→ WORK INSTRUCTIONS: Return each line of the entries that mentions the word "value".

Dataset records:
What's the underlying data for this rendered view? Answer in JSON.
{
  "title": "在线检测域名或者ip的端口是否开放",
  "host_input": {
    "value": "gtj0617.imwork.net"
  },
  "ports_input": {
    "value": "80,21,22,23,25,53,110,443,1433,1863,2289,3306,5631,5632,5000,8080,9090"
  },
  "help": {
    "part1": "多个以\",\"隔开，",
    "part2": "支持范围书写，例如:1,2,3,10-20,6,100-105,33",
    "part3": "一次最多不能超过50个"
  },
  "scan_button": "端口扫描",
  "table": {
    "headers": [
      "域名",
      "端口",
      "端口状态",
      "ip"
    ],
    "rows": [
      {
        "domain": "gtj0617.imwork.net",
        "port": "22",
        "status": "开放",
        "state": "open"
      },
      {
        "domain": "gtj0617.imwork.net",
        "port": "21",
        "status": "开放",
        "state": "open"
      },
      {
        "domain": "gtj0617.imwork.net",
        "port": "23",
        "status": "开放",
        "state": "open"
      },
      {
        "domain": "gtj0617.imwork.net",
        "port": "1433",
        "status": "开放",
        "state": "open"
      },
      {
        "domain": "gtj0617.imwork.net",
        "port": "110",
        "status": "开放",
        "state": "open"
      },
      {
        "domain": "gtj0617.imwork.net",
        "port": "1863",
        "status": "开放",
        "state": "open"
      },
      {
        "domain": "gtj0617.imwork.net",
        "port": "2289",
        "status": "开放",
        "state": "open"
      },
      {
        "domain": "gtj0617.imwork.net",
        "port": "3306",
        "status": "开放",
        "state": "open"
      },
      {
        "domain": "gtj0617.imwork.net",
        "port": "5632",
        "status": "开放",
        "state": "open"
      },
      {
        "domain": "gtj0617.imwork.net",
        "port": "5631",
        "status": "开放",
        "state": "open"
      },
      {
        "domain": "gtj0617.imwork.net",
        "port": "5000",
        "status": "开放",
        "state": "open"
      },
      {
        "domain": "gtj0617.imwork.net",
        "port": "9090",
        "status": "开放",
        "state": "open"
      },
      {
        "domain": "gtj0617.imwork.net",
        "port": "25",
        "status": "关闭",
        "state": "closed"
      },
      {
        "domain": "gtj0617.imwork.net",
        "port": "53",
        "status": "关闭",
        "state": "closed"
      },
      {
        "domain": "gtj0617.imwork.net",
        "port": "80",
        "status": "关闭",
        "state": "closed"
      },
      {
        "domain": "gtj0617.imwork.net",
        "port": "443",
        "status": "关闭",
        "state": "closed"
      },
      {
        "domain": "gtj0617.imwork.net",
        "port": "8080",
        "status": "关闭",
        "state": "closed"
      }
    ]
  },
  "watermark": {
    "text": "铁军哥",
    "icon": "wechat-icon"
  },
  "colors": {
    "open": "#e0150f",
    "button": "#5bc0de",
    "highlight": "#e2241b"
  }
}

→ OUTPUT FOR THIS EXERCISE:
    "value": "gtj0617.imwork.net"
    "value": "80,21,22,23,25,53,110,443,1433,1863,2289,3306,5631,5632,5000,8080,9090"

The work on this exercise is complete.